The Occupational Safety & Health Administration (OSHA) has identified five major dangers to your eyes. They include:
- Impact – flying objects and particles;
- Heat – anything that gives off dangerous heat;
- Chemicals – flashes, fumes and vapors;
- Dust – otherwise harmless particulates that can damage sensitive eyes; and
- Optical radiation – everything from simple glare to intense light.
There are three things you can do to help prevent eye injury:
- Know the eye hazards at your worksite.
- When possible, eliminate the hazards before starting work. Use machine guarding, work screens or other engineering controls.
- Use the proper eye protection. Anyone working in or passing through areas that pose eye hazards should wear protective eyewear.
Ensure your safety glasses fit properly. According to OSHA Standard 1926.102, your safety glasses should meet the following requirements:
- Provide adequate protection against the particular hazards for which they are designed.
- Be reasonably comfortable when worn under the designated conditions.
- Fit snugly and not unduly interfere with your movements.
- Be durable and capable of being disinfected.
- Be easily cleaned.
Clean your safety glasses daily, following the manufacturer’s instructions.

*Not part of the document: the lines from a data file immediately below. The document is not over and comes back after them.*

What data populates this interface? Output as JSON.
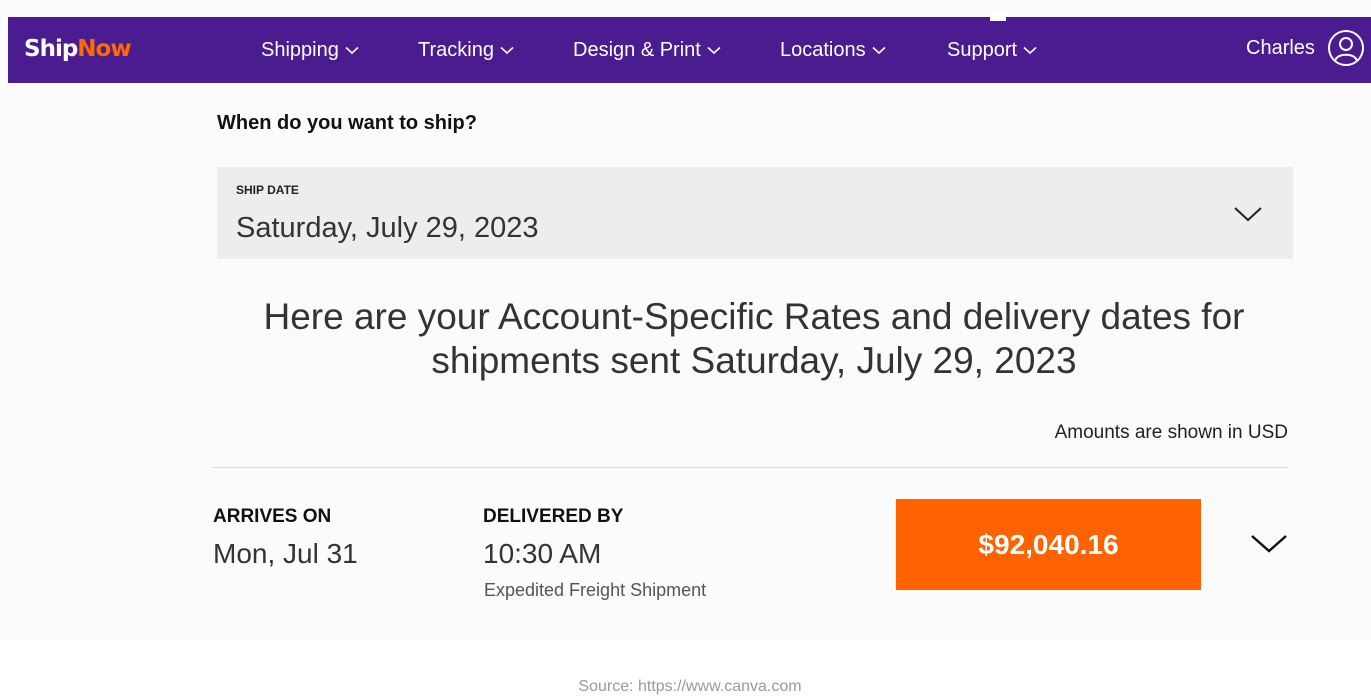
{
  "brand": {
    "logo_part1": "Ship",
    "logo_part2": "Now",
    "nav_color": "#4b1c8f",
    "accent_color": "#ff6200"
  },
  "nav": {
    "items": [
      {
        "label": "Shipping"
      },
      {
        "label": "Tracking"
      },
      {
        "label": "Design & Print"
      },
      {
        "label": "Locations"
      },
      {
        "label": "Support"
      }
    ],
    "user_name": "Charles",
    "user_icon": "user-circle-icon"
  },
  "ship_date": {
    "question": "When do you want to ship?",
    "label": "SHIP DATE",
    "value": "Saturday, July 29, 2023"
  },
  "rates": {
    "headline_line1": "Here are your Account-Specific Rates and delivery dates for",
    "headline_line2": "shipments sent Saturday, July 29, 2023",
    "currency_note": "Amounts are shown in USD"
  },
  "result": {
    "arrives_label": "ARRIVES ON",
    "arrives_value": "Mon, Jul 31",
    "delivered_label": "DELIVERED BY",
    "delivered_value": "10:30 AM",
    "service": "Expedited Freight Shipment",
    "price": "$92,040.16"
  },
  "footer": {
    "source": "Source: https://www.canva.com"
  }
}
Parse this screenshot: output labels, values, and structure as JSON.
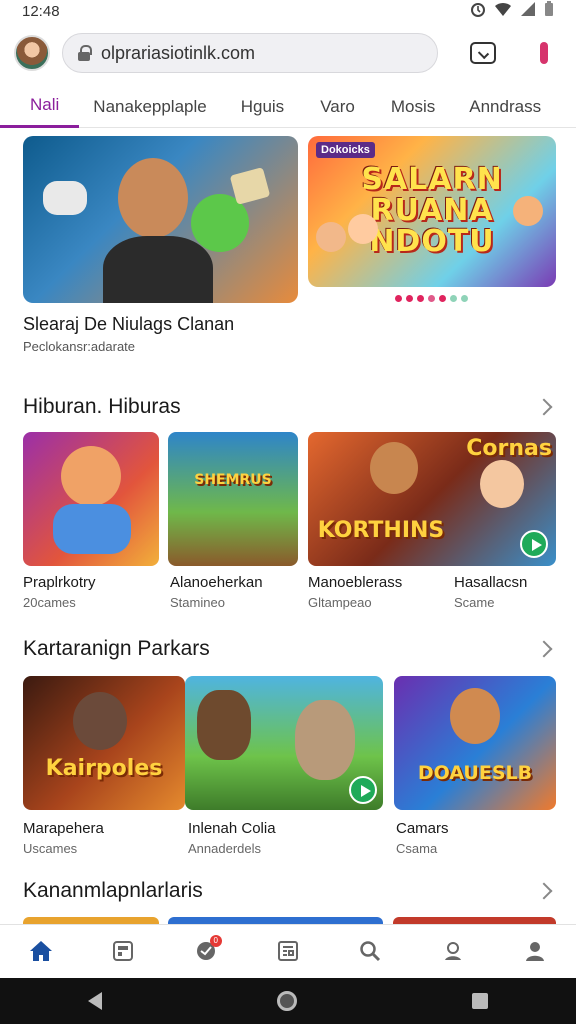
{
  "status_bar": {
    "time": "12:48"
  },
  "browser": {
    "url": "olprariasiotinlk.com"
  },
  "tabs": [
    {
      "label": "Nali",
      "active": true
    },
    {
      "label": "Nanakepplaple"
    },
    {
      "label": "Hguis"
    },
    {
      "label": "Varo"
    },
    {
      "label": "Mosis"
    },
    {
      "label": "Anndrass"
    }
  ],
  "hero": {
    "right_tag": "Dokoicks",
    "right_title": "SALARN RUANA NDOTU",
    "title": "Slearaj De Niulags Clanan",
    "subtitle": "Peclokansr:adarate",
    "dot_colors": [
      "#e0245e",
      "#e0245e",
      "#e0245e",
      "#e05a8a",
      "#e0245e",
      "#8fd3b8",
      "#8fd3b8"
    ]
  },
  "sections": [
    {
      "title": "Hiburan. Hiburas",
      "cards": [
        {
          "title": "Praplrkotry",
          "subtitle": "20cames",
          "art_text": ""
        },
        {
          "title": "Alanoeherkan",
          "subtitle": "Stamineo",
          "art_text": "SHEMRUS"
        },
        {
          "title": "Manoeblerass",
          "subtitle": "Gltampeao",
          "art_text": "KORTHINS"
        },
        {
          "title": "Hasallacsn",
          "subtitle": "Scame",
          "art_text": "Cornas"
        }
      ]
    },
    {
      "title": "Kartaranign Parkars",
      "cards": [
        {
          "title": "Marapehera",
          "subtitle": "Uscames",
          "art_text": "Kairpoles"
        },
        {
          "title": "Inlenah Colia",
          "subtitle": "Annaderdels",
          "art_text": ""
        },
        {
          "title": "Camars",
          "subtitle": "Csama",
          "art_text": "DOAUESLB"
        }
      ]
    },
    {
      "title": "Kananmlapnlarlaris"
    }
  ],
  "bottom_nav": [
    {
      "icon": "home-icon",
      "active": true
    },
    {
      "icon": "games-icon"
    },
    {
      "icon": "notifications-icon",
      "badge": "0"
    },
    {
      "icon": "news-icon"
    },
    {
      "icon": "search-icon"
    },
    {
      "icon": "location-icon"
    },
    {
      "icon": "profile-icon"
    }
  ],
  "colors": {
    "accent": "#8b1e9c",
    "nav_active": "#1a4fa0"
  }
}
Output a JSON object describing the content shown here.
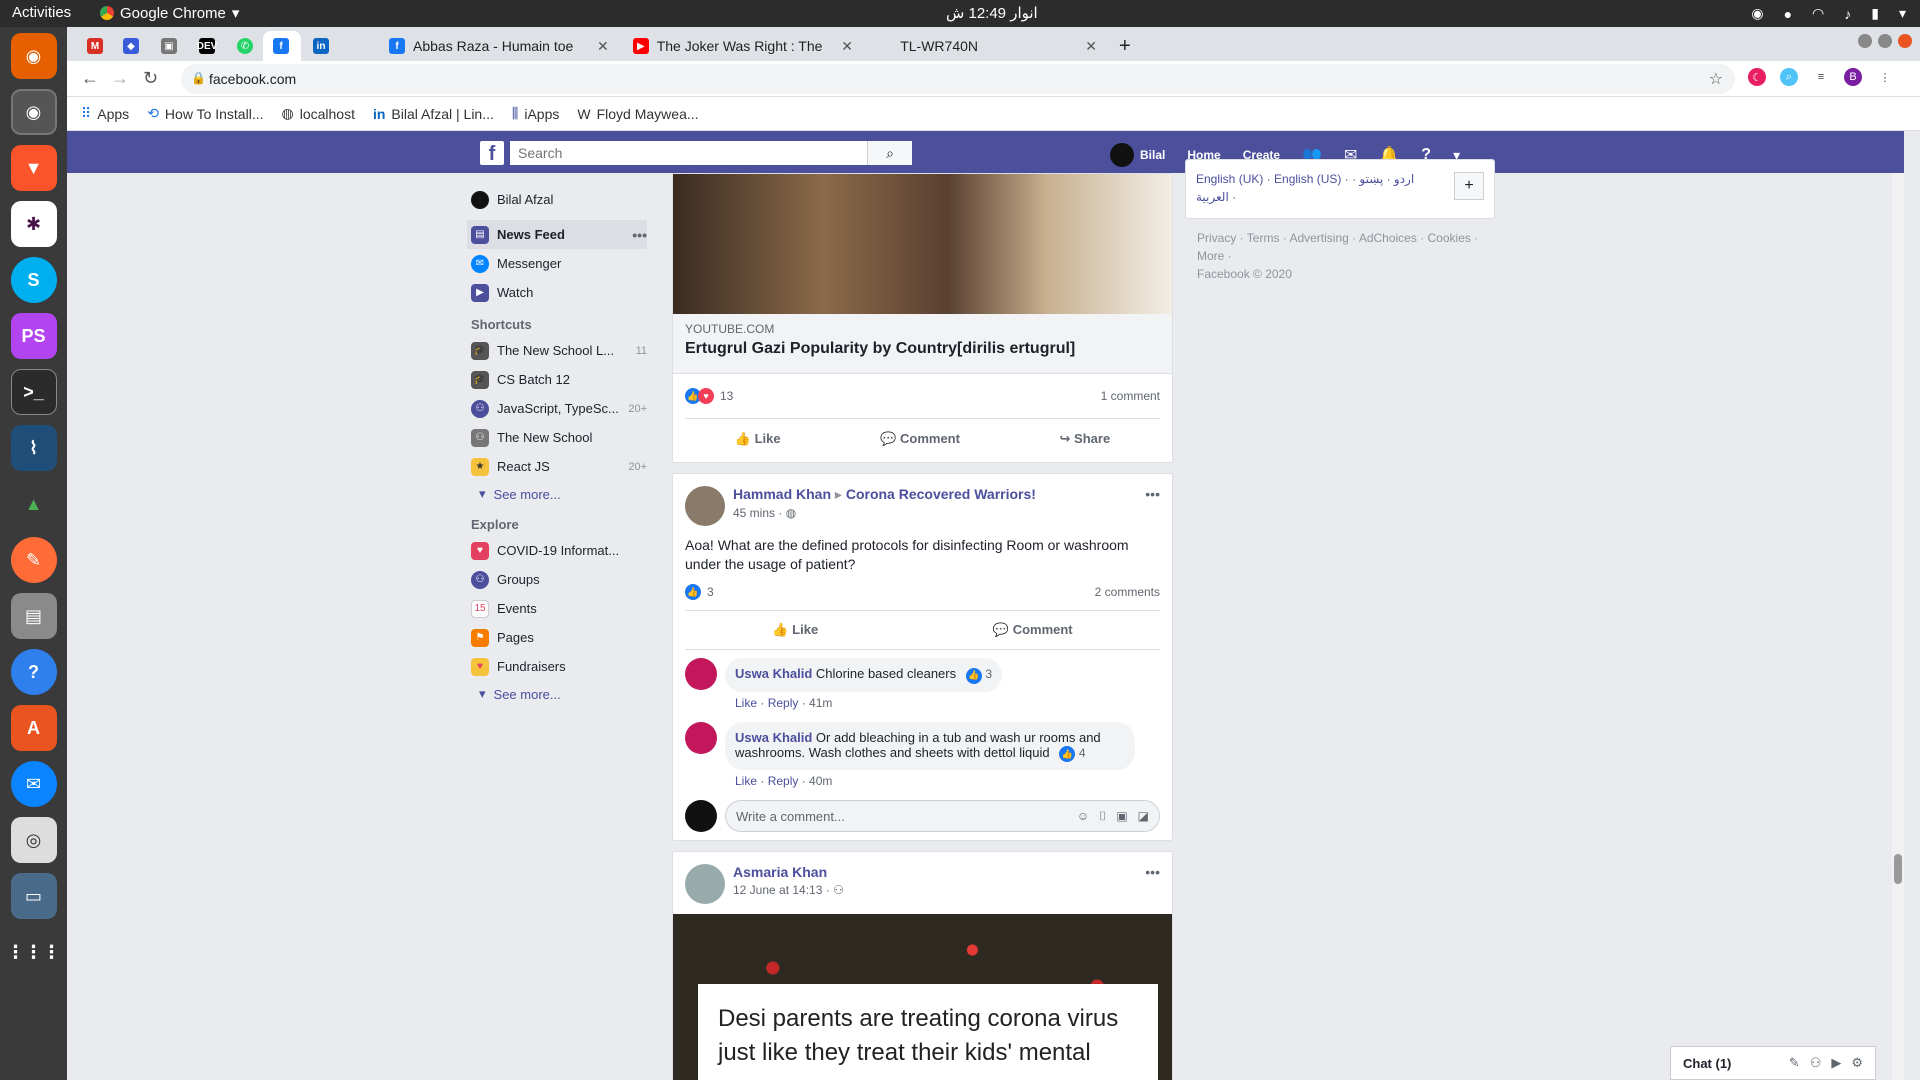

Store them in a case when they are not being worn. Replace glasses that are scratched, pitted, broken, bent or ill-fitting.
Use only safety glasses that are manufactured to meet the American National Standards Institute’s Z87.1 Eye and Face Protection Standard.